Articles: Taking Care Of Your Oak Flooring

As with any quality product, aftercare and maintenance is paramount to ensure you get the most out of your purchase.

Oak flooring is no different, whether its engineered for that added stability and cost effective price or it’s solid oak hardwood crafted into beautiful traditional oak flooring, both need particular care to preserve longevity.

Good preparation and attention to detail goes a long way with oak flooring, lets see what you can do to make it a staple and eye catching feature in your home.

Preparing your oak flooring

Oak flooring whilst kilned to a stable level will need to be installed in such a way as to account for moisture movement throughout the seasons. With temperature and humidity changes over time, all timbers will undergo moisture movement especially so in centrally heated homes.

Before laying the oak flooring it will need to be acclimated to the room so once received you will need to store them in the room, sticked if possible, to allow for airflow between the pieces. This will ensure the oak has time to acclimatize and find an equilibrium to stay as stable as possible.

We all know that projects must move forward and deadlines loom but the longer they can sit, the better. We do advise a minimum of atleast a week and within the same conditions that they will be installed in.

If you plan on adding treatment to the oak flooring now’s the time to do it, after they’ve stabilized and they’re primed for absorption. You can treat them before the storage period while you’re separating the layers to be stripped as they are already dried.

When oiling, take care not overdo it, less is more as the saying goes.

Installing oak flooring

Once your oak flooring has settled and any treatments are applied, its time to fit the boards together. Our biggest top tip here is to leave a slight amount of wiggle room in the tongue and groove of each board.

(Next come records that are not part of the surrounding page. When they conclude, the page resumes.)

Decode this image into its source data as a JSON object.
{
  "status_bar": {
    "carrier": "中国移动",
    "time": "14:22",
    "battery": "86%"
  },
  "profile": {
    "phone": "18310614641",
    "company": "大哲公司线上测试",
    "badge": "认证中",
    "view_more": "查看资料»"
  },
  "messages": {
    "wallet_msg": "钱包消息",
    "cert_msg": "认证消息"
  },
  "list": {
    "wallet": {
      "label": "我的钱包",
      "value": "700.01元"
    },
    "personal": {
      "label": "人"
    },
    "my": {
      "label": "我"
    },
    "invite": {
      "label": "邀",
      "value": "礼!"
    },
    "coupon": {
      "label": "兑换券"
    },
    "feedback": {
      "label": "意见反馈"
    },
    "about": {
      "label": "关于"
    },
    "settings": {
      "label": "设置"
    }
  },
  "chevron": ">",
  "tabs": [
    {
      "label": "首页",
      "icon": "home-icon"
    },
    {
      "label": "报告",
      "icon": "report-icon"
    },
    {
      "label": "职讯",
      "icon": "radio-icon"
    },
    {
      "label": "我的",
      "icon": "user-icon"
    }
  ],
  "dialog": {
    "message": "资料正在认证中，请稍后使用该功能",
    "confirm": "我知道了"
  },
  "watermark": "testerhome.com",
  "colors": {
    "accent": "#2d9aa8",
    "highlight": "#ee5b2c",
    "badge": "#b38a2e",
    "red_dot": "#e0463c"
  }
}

This will help manage the expansion and shrinkage throughout the seasons, connecting them too tightly may cause peaking/buckling.

Our oak flooring fitting guide can be found here: Oak Flooring Fixing Guide

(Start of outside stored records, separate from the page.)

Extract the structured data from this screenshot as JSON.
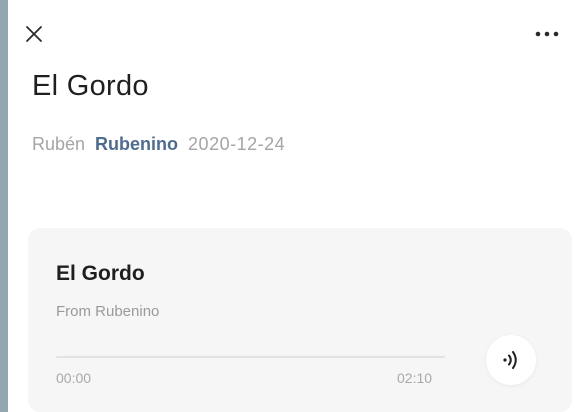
{
  "header": {
    "close_icon": "close-icon",
    "more_icon": "more-horizontal-icon"
  },
  "article": {
    "title": "El Gordo",
    "author": "Rubén",
    "account": "Rubenino",
    "date": "2020-12-24"
  },
  "audio": {
    "title": "El Gordo",
    "subtitle": "From Rubenino",
    "current_time": "00:00",
    "duration": "02:10",
    "progress": 0,
    "play_icon": "audio-wave-icon"
  },
  "colors": {
    "background": "#93a7b1",
    "accent": "#4f6c8f",
    "card": "#f6f6f6"
  }
}
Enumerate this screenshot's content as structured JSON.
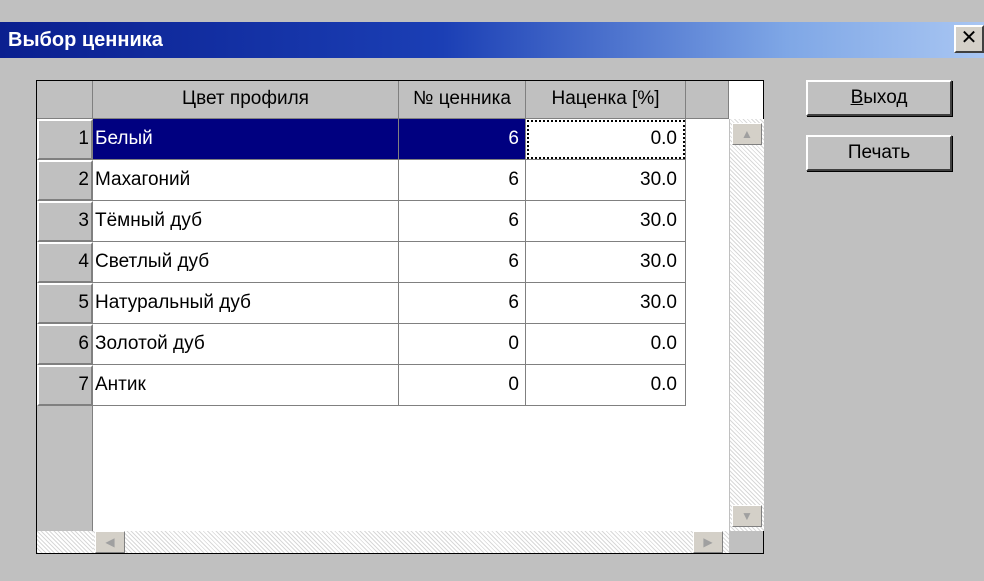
{
  "window": {
    "title": "Выбор ценника",
    "close_glyph": "✕"
  },
  "grid": {
    "columns": [
      "Цвет профиля",
      "№ ценника",
      "Наценка [%]"
    ],
    "rows": [
      {
        "index": "1",
        "name": "Белый",
        "number": "6",
        "markup": "0.0"
      },
      {
        "index": "2",
        "name": "Махагоний",
        "number": "6",
        "markup": "30.0"
      },
      {
        "index": "3",
        "name": "Тёмный дуб",
        "number": "6",
        "markup": "30.0"
      },
      {
        "index": "4",
        "name": "Светлый дуб",
        "number": "6",
        "markup": "30.0"
      },
      {
        "index": "5",
        "name": "Натуральный дуб",
        "number": "6",
        "markup": "30.0"
      },
      {
        "index": "6",
        "name": "Золотой дуб",
        "number": "0",
        "markup": "0.0"
      },
      {
        "index": "7",
        "name": "Антик",
        "number": "0",
        "markup": "0.0"
      }
    ],
    "scroll_icons": {
      "up": "up-arrow-icon",
      "down": "down-arrow-icon",
      "left": "left-arrow-icon",
      "right": "right-arrow-icon"
    }
  },
  "buttons": {
    "exit_access": "В",
    "exit_rest": "ыход",
    "print": "Печать"
  },
  "colors": {
    "selection": "#000080",
    "face": "#c0c0c0"
  }
}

Oak flooring aftercare

You’ve prepared the timber, you’ve installed it with all the right techniques and it looks stunning. What should you do now?

Spillages are the first culprit you need to keep an eye out for, whether it’s a splash from a minor tea incident or you’ve gone slightly overboard watering your lovely plants, clean it up right away, you’d be surprised how quickly it can get absorbed.

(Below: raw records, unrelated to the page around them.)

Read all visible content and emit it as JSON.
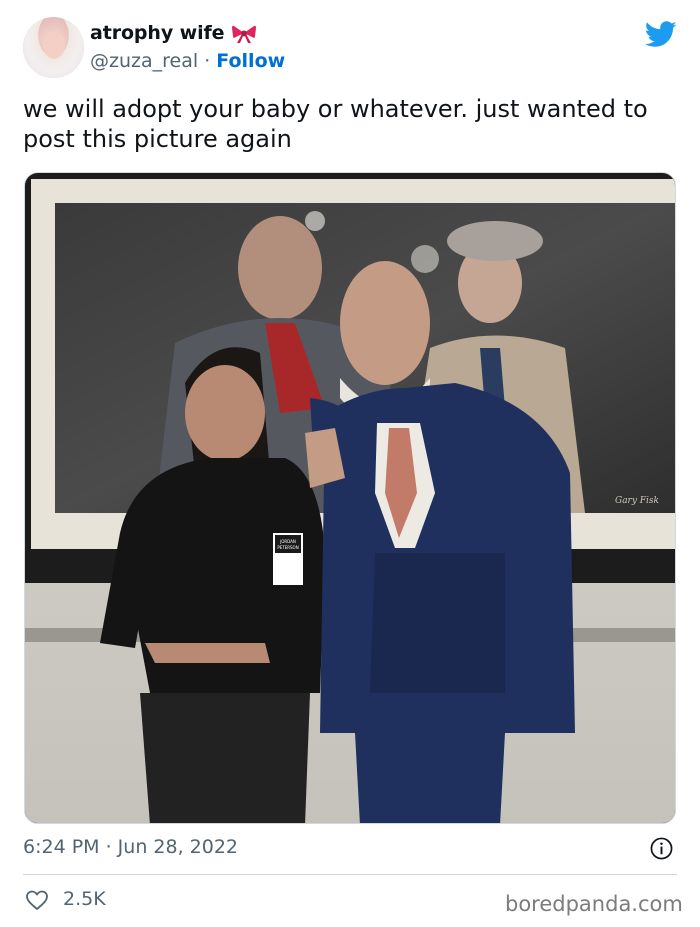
{
  "author": {
    "display_name": "atrophy wife",
    "handle": "@zuza_real",
    "separator": "·",
    "follow_label": "Follow"
  },
  "tweet": {
    "text": "we will adopt your baby or whatever. just wanted to post this picture again",
    "timestamp": "6:24 PM · Jun 28, 2022",
    "like_count": "2.5K"
  },
  "photo": {
    "badge_lines": [
      "JORDAN",
      "PETERSON"
    ],
    "painting_signature": "Gary Fisk"
  },
  "watermark": "boredpanda.com",
  "colors": {
    "twitter_blue": "#1d9bf0",
    "follow_blue": "#006fd6",
    "secondary_text": "#536471",
    "bow_red": "#e0245e"
  },
  "icons": {
    "bow": "red-bow-emoji",
    "brand": "twitter-bird",
    "info": "info-circle",
    "like": "heart-outline"
  }
}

Humidity is something else to keep an eye on, you must aim to maintain the same levels year round as the boards have been acclimated to. You can go one step further and invest in a moisture meter to check the pieces periodically so that you can react accordingly before any issues occur.

Aside from that there’s not much else you can do but enjoy your exquisite new solid oak flooring.

Should I buy Engineered Oak Flooring

As with any “should I..” question, it depends.

If you’re not familiar with the term, Engineered flooring is plywood backed planks that are topped with a very thin piece of hardwood or softwood. Our engineered oak flooring for will either be 11mm plywood and 4mm hardwood or 14mm engineered ply and 6mm hardwood.

The main decider for using Engineered Flooring over Solid Hardwood Flooring is largely down to budget. Once installed, they look very similar and so for those who are mainly looking for the oak aesthetic but with with less of the hassle, engineered flooring may be the way to go.

Fitting is straight forward, the aesthetic is comparable and maintenance is low, especially when supplied pre-oiled or pre-lacquered.

That said your options are fairly limited due to the prefabrication of the planks. Solid hardwood flooring is much more flexible than engineered flooring and you can specify widths, finish, lengths and even planking patterns.

Additionally, the pieces can be re-sanded and retreated to refresh the appearance of the flooring as time goes on which is particularly ideal after longer installation periods.

Furthermore, solid flooring isn't limited to Oak. Whilst its a timeless and traditional look, you can also use different species of timber such as American Maple and American Black Cherry.

Closing thoughts

Solid oak flooring is the ideal if you're prepared to put in the preparation and aftercare to maintain the flooring and ofcourse, you have the budget.

Engineered Oak flooring is the perfect solution for those looking to get that traditional aesthetic but without the worry of movement issues and maintenance.